“We really make sure we represent all the cultures that are present in Regent Park,” said Chun.
Ali explains this is why she wanted Hyphen-Nation to premiere at the film festival.
“I want this film to foster a greater community, not only in Canada, but also worldwide.”
A Young Somali Finds Refuge in UK, and Boxing
Charlie Watts, a young filmmaker based in Manchester, has created a powerful short documentary called STRIVE, which tells the story of Idris Ahmed, a refugee desperate to improve his life, and that of his family.
Ahmed, originally from Somalia, was born into violence, with civil war ravaging his country.
In the film, Ahmed recalls his early memories from Somalia. “I was seeing the majority of the time dead people,” he says. “It becomes normal when you are hearing gunshots every night.”
In boxing, Ahmad found a way of channeling his anger and pain, and coping with these challenges.
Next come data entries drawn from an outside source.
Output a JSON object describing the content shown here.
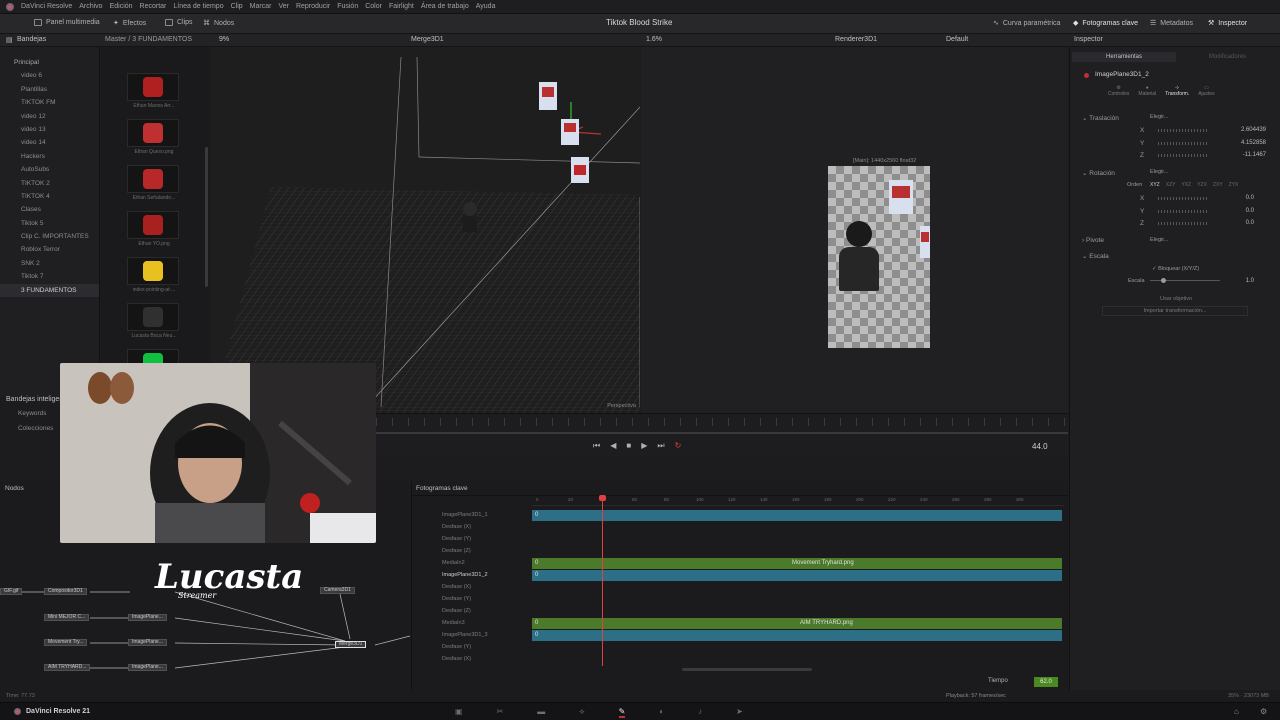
{
  "menu": [
    "DaVinci Resolve",
    "Archivo",
    "Edición",
    "Recortar",
    "Línea de tiempo",
    "Clip",
    "Marcar",
    "Ver",
    "Reproducir",
    "Fusión",
    "Color",
    "Fairlight",
    "Área de trabajo",
    "Ayuda"
  ],
  "toolbar": {
    "media_pool": "Panel multimedia",
    "effects": "Efectos",
    "clips": "Clips",
    "nodes": "Nodos",
    "project_title": "Tiktok Blood Strike",
    "spline": "Curva paramétrica",
    "keyframes": "Fotogramas clave",
    "metadata": "Metadatos",
    "inspector": "Inspector"
  },
  "subbar": {
    "bins": "Bandejas",
    "breadcrumb": "Master / 3 FUNDAMENTOS",
    "zoom_left": "9%",
    "viewer_left": "Merge3D1",
    "zoom_mid": "1.6%",
    "viewer_right": "Renderer3D1",
    "default": "Default",
    "inspector": "Inspector"
  },
  "bins": {
    "root": "Principal",
    "items": [
      "video 6",
      "Plantillas",
      "TIKTOK FM",
      "video 12",
      "video 13",
      "video 14",
      "Hackers",
      "AutoSubs",
      "TIKTOK 2",
      "TIKTOK 4",
      "Clases",
      "Tiktok 5",
      "Clip C. IMPORTANTES",
      "Roblox Terror",
      "SNK 2",
      "Tiktok 7",
      "3 FUNDAMENTOS"
    ],
    "selected_index": 16,
    "smart_bins": "Bandejas inteligentes",
    "keywords": "Keywords",
    "collections": "Colecciones"
  },
  "clips": [
    {
      "label": "Ethan Manos Arr...",
      "color": "#b02020"
    },
    {
      "label": "Ethan Queso.png",
      "color": "#c03030"
    },
    {
      "label": "Ethan Señalando...",
      "color": "#b82828"
    },
    {
      "label": "Ethan YO.png",
      "color": "#a82020"
    },
    {
      "label": "index-pointing-at-...",
      "color": "#e8c020"
    },
    {
      "label": "Lucasta Boca Neu...",
      "color": "#303030"
    },
    {
      "label": "",
      "color": "#10c040"
    }
  ],
  "viewer3d": {
    "label": "Perspectiva"
  },
  "viewer2d": {
    "info": "[Main]: 1440x2560 float32"
  },
  "inspector": {
    "tab_tools": "Herramientas",
    "tab_modifiers": "Modificadores",
    "node_name": "ImagePlane3D1_2",
    "subtabs": [
      "Controles",
      "Material",
      "Transform.",
      "Ajustes"
    ],
    "active_subtab": 2,
    "translation": "Traslación",
    "pick": "Elegir...",
    "tx": "2.604439",
    "ty": "4.152858",
    "tz": "-11.1467",
    "rotation": "Rotación",
    "order": "Orden",
    "orders": [
      "XYZ",
      "XZY",
      "YXZ",
      "YZX",
      "ZXY",
      "ZYX"
    ],
    "rx": "0.0",
    "ry": "0.0",
    "rz": "0.0",
    "pivot": "Pivote",
    "scale": "Escala",
    "lock": "Bloquear (X/Y/Z)",
    "scale_lbl": "Escala",
    "scale_val": "1.0",
    "use_target": "Usar objetivo",
    "import_transform": "Importar transformación..."
  },
  "transport": {
    "frame": "44.0"
  },
  "nodes_panel": {
    "title": "Nodos",
    "nodes": [
      "Compositor3D1",
      "Camera3D1",
      "Mini MEJOR C...",
      "Movement Try...",
      "AIM TRYHARD...",
      "ImagePlane...",
      "ImagePlane...",
      "ImagePlane...",
      "Merge3D1",
      "GIF.gif"
    ],
    "watermark": "Lucasta",
    "watermark_sub": "Streamer"
  },
  "keyframes_panel": {
    "title": "Fotogramas clave",
    "rows": [
      "ImagePlane3D1_1",
      "Desfase (X)",
      "Desfase (Y)",
      "Desfase (Z)",
      "MediaIn2",
      "ImagePlane3D1_2",
      "Desfase (X)",
      "Desfase (Y)",
      "Desfase (Z)",
      "MediaIn3",
      "ImagePlane3D1_3",
      "Desfase (Y)",
      "Desfase (X)"
    ],
    "clip1": "Movement Tryhard.png",
    "clip2": "AIM TRYHARD.png",
    "time_label": "Tiempo",
    "time_value": "62.0",
    "zero": "0",
    "ruler": [
      "0",
      "20",
      "40",
      "60",
      "80",
      "100",
      "120",
      "140",
      "160",
      "180",
      "200",
      "220",
      "240",
      "260",
      "280",
      "300"
    ]
  },
  "status": {
    "time": "Time: 77.73",
    "playback": "Playback: 57 frames/sec",
    "mem": "35% · 23073 MB"
  },
  "app": {
    "name": "DaVinci Resolve 21"
  }
}
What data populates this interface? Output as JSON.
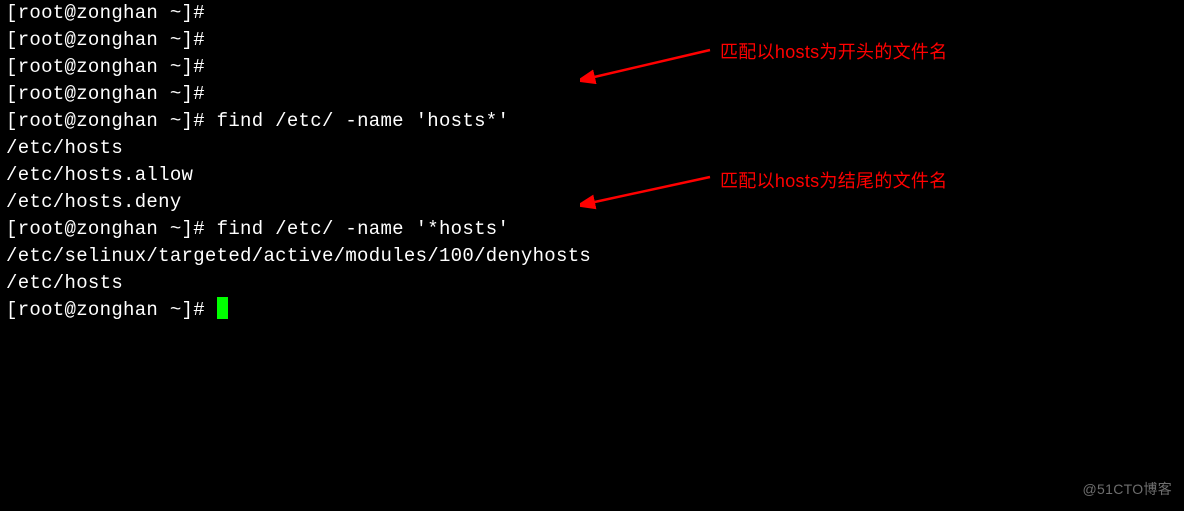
{
  "terminal": {
    "prompt_partial_top": "[root@zonghan ~]#",
    "prompts_empty": [
      "[root@zonghan ~]# ",
      "[root@zonghan ~]# ",
      "[root@zonghan ~]# "
    ],
    "cmd1_prompt": "[root@zonghan ~]# ",
    "cmd1": "find /etc/ -name 'hosts*'",
    "out1": [
      "/etc/hosts",
      "/etc/hosts.allow",
      "/etc/hosts.deny"
    ],
    "cmd2_prompt": "[root@zonghan ~]# ",
    "cmd2": "find /etc/ -name '*hosts'",
    "out2": [
      "/etc/selinux/targeted/active/modules/100/denyhosts",
      "/etc/hosts"
    ],
    "final_prompt": "[root@zonghan ~]# "
  },
  "annotations": {
    "starts_with": "匹配以hosts为开头的文件名",
    "ends_with": "匹配以hosts为结尾的文件名"
  },
  "watermark": "@51CTO博客",
  "chart_data": null
}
Now a young man, he dreams of taking his passion in life to the next level. “I am at a point where I have something, and I want to achieve great things,” he says. “I’m gonna keep going.”
“I just want to live my life to the fullest,” he adds.
“I am at a point where I have something, and I want to achieve great things”
STRIVE beautifully tells the story of Ahmad’s journey from childhood to adulthood in the UK. The film captures the challenges of dislocation and the resilience and perseverance of refugees. It is set to premier in London next month.